enchant.js by Ubiquitous Entertainment (winner of the launchpad)
Best of show went to enchant.js, an HTML5/Javascript-based game engine for smartphones and web browsers. enchant.js is open source and free to use (MIT or GPL dual license). This is an example of how an RPG developed with the engine could look like, here is a jump and run game developed with enchant.js (over 100 games have been developed based on the engine in less than a month). enchant.js was created by 19 year old Ryo Tanaka (more information in English on the engine can be found here).

Location base magazine by Hakuhodo DY Media Partners
Location base magazine is a geo-aware iPhone app that leads users to spots in Japan that were shown in popular TV shows. Last year, maker Hakuhodo DY Media Partners developed an app that helped fans of popular period drama Ryomaden to travel to locations the series was filmed at. The app was even available in English and included a number of additional multi-media features for fans (location-based background music, location-based photo frames etc.).

Feel on! by L is B
Feel on! is a Twitter client that uses a so-called social emotion engine to analyze the content of your tweets and turn your timeline into a comic strip of sorts. Users can switch between comic and “normal” display mode with the push of a button. Feel On!, which is available on the web and in the form of an iPhone app, is currently available in Japanese only, but an international version is already on the works (more information in English can be found here).

READYFOR? by Ohma
Launched in March this year, READYFOR? is Japan’s first crowdfunding service. It works much like Kickstarter in the US, but the focus here is to make it possible for artists in particular to get their projects (music, movies, fashion etc.) financed. The people behind this project, for example, are currently trying to collect 600,000 Yen/$7,400 for a documentary on Fukushima (more information on READYFOR? in English can be found here).

Reengo by Kayac
Reengo is an iPhone VOIP app that lets you call your Facebook friends without having to dial numbers – choosing a person from the Facebook friend list and pushing a button is enough. The app works with 3G and Wi-Fi and was downloaded in the Japanese App Store 80,000 times (it’s bilingual but not yet available in other stores) in 15 days. Reengo for Android is currently in beta, with maker Kayac saying an iPad version is on the way, too.

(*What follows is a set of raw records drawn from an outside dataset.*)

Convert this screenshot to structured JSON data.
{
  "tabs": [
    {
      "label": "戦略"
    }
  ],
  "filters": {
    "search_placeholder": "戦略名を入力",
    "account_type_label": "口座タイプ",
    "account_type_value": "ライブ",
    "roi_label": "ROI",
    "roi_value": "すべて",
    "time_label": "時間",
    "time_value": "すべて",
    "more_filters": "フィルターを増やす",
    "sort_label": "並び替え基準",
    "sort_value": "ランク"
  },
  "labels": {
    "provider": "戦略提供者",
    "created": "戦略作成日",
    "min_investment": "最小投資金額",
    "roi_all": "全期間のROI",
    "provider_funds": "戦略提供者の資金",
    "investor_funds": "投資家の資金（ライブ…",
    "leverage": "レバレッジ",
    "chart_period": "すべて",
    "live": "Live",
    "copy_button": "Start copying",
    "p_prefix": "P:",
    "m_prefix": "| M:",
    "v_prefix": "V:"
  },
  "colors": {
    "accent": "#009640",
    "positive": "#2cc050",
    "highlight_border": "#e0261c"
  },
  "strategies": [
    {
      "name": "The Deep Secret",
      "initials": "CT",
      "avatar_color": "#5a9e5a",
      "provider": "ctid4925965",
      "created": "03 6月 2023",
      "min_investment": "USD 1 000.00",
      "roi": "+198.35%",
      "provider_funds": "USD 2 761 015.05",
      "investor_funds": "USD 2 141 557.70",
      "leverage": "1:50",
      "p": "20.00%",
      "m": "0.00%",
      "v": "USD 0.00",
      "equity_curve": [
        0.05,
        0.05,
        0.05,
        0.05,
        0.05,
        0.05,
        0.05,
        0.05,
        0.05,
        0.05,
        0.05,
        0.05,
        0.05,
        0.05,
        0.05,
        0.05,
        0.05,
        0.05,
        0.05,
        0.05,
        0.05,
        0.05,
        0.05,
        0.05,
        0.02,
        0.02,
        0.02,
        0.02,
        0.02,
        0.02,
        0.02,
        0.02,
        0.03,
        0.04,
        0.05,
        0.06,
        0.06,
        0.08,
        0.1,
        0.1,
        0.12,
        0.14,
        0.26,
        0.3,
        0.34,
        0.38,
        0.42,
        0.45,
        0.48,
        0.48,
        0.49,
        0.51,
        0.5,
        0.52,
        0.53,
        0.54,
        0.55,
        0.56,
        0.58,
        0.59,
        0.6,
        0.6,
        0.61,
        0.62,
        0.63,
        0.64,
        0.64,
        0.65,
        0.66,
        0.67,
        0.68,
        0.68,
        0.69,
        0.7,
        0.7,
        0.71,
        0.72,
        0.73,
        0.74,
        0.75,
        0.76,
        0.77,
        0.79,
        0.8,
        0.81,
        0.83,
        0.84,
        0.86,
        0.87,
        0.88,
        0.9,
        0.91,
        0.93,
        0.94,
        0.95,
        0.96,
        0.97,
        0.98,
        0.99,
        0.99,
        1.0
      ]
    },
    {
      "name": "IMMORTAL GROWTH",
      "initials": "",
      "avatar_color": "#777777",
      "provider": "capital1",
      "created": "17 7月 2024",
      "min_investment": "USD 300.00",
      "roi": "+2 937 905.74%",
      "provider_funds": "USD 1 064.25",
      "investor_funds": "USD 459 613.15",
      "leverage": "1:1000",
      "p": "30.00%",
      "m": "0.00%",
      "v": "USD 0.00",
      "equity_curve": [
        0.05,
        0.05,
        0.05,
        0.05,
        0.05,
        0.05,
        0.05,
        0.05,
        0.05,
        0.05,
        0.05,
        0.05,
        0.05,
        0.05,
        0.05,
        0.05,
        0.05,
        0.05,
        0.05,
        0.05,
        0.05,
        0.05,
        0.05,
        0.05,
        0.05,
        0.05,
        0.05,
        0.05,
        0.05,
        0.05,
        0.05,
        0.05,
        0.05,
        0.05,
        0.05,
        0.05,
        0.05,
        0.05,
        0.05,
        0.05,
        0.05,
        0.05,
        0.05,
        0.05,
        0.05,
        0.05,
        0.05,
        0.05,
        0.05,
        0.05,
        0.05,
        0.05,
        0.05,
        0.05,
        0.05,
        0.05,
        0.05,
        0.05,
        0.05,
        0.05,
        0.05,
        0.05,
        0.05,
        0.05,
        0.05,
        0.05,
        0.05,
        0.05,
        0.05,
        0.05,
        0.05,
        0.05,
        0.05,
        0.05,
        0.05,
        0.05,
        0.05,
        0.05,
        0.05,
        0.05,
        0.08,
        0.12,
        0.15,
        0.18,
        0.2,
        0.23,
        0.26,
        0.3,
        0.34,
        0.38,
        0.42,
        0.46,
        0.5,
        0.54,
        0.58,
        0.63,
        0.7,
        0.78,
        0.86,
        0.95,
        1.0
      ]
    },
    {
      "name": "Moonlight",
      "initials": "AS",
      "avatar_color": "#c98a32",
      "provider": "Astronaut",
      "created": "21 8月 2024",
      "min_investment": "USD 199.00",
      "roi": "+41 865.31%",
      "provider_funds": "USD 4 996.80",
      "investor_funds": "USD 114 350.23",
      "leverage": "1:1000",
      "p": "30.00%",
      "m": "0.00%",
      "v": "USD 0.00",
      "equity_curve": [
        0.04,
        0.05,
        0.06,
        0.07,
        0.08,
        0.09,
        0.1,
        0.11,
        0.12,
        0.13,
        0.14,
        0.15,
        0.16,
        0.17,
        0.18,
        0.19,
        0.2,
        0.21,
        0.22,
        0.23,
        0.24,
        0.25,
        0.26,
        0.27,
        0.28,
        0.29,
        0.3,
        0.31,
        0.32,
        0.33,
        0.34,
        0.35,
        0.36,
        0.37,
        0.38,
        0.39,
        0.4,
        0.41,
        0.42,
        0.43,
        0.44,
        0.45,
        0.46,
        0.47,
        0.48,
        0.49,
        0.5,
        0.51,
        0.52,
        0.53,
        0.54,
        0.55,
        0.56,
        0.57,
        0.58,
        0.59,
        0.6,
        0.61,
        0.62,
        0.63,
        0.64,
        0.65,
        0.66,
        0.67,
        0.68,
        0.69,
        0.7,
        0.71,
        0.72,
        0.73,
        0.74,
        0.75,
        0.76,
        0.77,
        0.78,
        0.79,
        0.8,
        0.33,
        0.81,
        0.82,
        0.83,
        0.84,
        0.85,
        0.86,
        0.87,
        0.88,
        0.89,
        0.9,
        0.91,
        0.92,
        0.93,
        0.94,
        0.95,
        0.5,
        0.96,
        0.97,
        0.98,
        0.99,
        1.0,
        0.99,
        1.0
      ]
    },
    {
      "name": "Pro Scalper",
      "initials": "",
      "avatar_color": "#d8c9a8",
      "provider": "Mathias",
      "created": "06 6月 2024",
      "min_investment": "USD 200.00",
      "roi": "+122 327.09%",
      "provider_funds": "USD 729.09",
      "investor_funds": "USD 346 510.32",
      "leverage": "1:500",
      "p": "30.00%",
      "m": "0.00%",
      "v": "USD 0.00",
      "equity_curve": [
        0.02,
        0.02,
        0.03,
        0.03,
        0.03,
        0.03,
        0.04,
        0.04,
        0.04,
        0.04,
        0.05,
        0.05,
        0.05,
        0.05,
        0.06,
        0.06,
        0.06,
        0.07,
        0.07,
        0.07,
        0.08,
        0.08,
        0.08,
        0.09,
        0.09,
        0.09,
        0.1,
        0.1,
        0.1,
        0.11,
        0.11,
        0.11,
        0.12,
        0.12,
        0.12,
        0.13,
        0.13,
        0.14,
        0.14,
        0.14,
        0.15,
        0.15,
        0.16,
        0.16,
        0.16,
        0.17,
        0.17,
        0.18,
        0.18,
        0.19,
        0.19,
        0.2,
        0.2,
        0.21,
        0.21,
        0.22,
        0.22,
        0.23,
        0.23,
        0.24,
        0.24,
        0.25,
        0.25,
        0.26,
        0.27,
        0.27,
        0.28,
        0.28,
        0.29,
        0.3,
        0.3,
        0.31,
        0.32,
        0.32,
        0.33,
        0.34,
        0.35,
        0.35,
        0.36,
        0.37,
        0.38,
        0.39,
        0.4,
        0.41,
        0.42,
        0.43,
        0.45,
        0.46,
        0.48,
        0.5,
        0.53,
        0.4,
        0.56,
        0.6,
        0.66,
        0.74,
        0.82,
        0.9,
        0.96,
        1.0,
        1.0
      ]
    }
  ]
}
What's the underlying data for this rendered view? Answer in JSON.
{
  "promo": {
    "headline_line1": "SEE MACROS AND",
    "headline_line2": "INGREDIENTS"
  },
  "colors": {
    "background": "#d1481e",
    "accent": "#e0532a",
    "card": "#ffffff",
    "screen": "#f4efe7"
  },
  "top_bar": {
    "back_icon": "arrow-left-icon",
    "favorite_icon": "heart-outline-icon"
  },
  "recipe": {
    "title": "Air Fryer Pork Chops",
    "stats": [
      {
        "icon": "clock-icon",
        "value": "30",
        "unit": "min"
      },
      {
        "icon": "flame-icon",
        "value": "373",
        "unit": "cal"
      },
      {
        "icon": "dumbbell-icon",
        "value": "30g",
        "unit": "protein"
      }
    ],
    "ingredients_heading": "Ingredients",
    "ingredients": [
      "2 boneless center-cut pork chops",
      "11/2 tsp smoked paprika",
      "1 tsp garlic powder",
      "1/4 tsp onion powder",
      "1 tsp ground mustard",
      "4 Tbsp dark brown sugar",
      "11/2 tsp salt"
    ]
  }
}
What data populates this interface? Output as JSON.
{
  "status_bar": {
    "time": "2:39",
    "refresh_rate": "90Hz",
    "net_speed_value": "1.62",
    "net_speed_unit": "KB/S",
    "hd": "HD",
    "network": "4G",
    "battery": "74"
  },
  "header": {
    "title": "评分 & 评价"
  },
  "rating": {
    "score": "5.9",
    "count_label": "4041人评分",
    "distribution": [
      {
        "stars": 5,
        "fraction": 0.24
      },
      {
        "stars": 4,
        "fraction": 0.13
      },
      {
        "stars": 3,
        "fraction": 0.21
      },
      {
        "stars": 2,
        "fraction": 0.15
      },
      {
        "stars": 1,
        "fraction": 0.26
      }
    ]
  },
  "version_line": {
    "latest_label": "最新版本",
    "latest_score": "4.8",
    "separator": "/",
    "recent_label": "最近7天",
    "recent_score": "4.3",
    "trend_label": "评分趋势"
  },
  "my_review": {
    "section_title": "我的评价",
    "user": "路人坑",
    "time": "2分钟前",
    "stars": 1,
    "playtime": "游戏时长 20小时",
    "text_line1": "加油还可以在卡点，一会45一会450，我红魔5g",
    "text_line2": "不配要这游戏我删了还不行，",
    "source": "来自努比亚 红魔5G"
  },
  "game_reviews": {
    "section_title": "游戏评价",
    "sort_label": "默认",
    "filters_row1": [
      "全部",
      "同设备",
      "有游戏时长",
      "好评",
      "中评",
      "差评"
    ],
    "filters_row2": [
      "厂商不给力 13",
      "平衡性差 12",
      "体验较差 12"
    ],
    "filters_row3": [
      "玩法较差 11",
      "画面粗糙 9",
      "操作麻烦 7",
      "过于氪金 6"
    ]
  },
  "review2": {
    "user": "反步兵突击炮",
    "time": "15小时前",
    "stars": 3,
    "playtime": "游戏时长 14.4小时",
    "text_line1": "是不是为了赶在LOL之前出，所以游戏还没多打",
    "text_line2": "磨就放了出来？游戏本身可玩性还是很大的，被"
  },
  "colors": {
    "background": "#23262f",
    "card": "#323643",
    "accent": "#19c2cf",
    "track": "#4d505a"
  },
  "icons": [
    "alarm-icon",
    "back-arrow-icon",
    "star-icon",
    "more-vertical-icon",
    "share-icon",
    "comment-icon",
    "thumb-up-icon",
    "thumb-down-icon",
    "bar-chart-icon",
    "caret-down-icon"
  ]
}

The other launchpad demos at IVS Spring 2011

  • Ubiregi, an e-commerce solution that uses the iPad to replace cash registers and lets users analyze the wealth of sales data that can be collected that way via a web app backend (an English version will be available soon)
  • Twepub, a smartphone/tablet app that lets users read, share and publish e-books (in the EPUB format) via Twitter
  • Mangaget, a manga sharing site that lets creators publish comics on the PC, tablets, smartphones and Japanese feature phones simultaneously (with 27,000 manga uploaded at this point, it’s Japan’s biggest site of its kind)
  • AskSmart.ly, a free iPhone app that businesses can use as a questionnaire and promotion tool (it’s bilingual but currently available in the Japanese App Store only)
  • UltraBeam, an Android browser for playing Flash Lite games originally designed for Japanese feature phones (touch control ports are said to take just minutes per title)
  • Omotenashi, a semantic match engine that – according to maker Taggy – boosted CTR in ads by a factor of 1.8 during a recent trial run on the Japanese web
  • Livlis, a Twitter-based barter service (more information in English on Livlis can be found here and here)
  • Lococom, a social/geo-aware/real-time service that lets users share information about their neighborhoods and gives virtual points to active users that can be redeemed in various ways later (available on the web, feature phones, and the iPhone)